→ **Task prompt**
Drop every image, then reproduce the data exactly as given.

→ **Data excerpts**
-- Opening Marker --
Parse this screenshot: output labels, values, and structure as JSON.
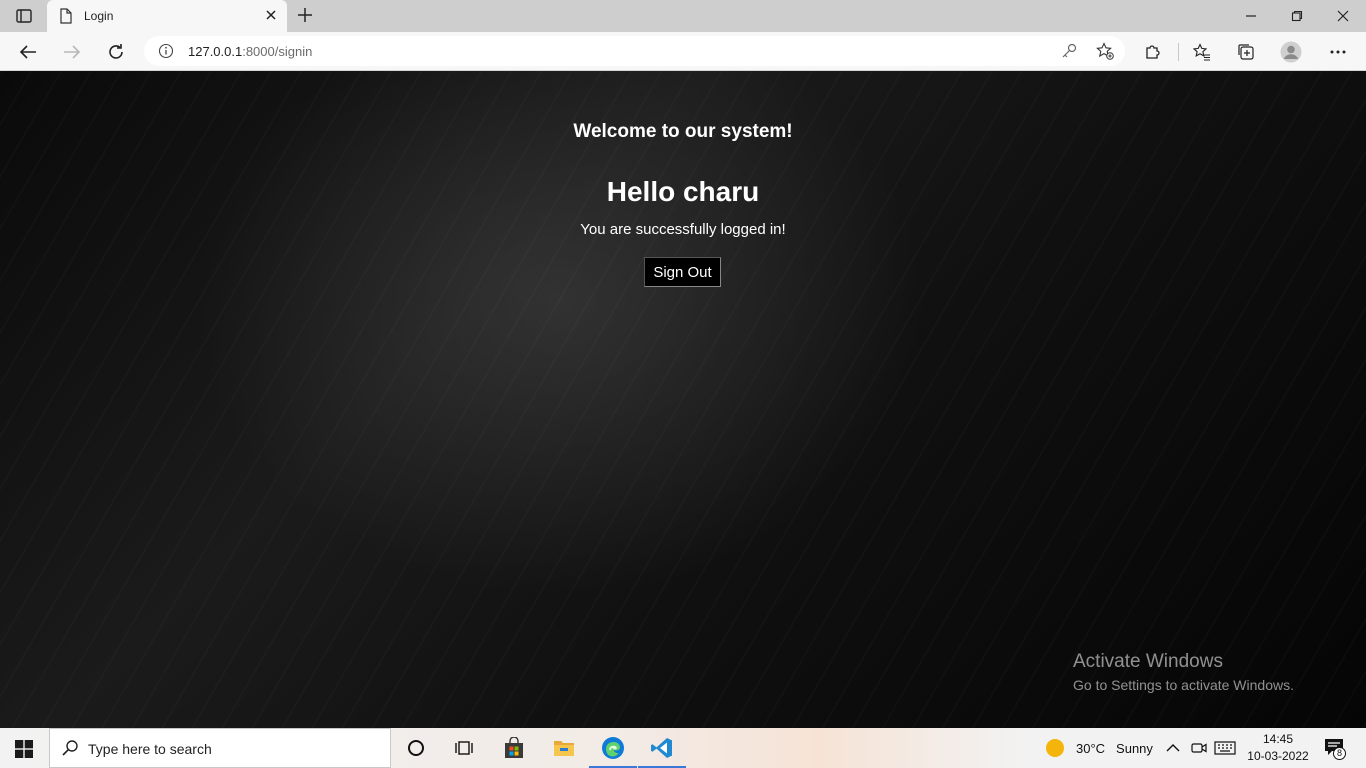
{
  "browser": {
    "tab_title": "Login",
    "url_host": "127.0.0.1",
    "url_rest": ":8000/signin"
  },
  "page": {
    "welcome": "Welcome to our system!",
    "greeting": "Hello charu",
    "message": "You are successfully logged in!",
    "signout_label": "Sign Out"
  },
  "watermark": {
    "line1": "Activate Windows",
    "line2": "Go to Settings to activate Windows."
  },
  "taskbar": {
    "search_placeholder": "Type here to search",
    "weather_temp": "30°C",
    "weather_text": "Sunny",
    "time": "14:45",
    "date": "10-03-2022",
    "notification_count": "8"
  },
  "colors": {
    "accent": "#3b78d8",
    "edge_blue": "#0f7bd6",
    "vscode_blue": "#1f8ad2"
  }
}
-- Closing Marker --
→ **Exercise response**
Parse this screenshot: output labels, values, and structure as JSON.
{
  "browser": {
    "tab_title": "Login",
    "url_host": "127.0.0.1",
    "url_rest": ":8000/signin"
  },
  "page": {
    "welcome": "Welcome to our system!",
    "greeting": "Hello charu",
    "message": "You are successfully logged in!",
    "signout_label": "Sign Out"
  },
  "watermark": {
    "line1": "Activate Windows",
    "line2": "Go to Settings to activate Windows."
  },
  "taskbar": {
    "search_placeholder": "Type here to search",
    "weather_temp": "30°C",
    "weather_text": "Sunny",
    "time": "14:45",
    "date": "10-03-2022",
    "notification_count": "8"
  },
  "colors": {
    "accent": "#3b78d8",
    "edge_blue": "#0f7bd6",
    "vscode_blue": "#1f8ad2"
  }
}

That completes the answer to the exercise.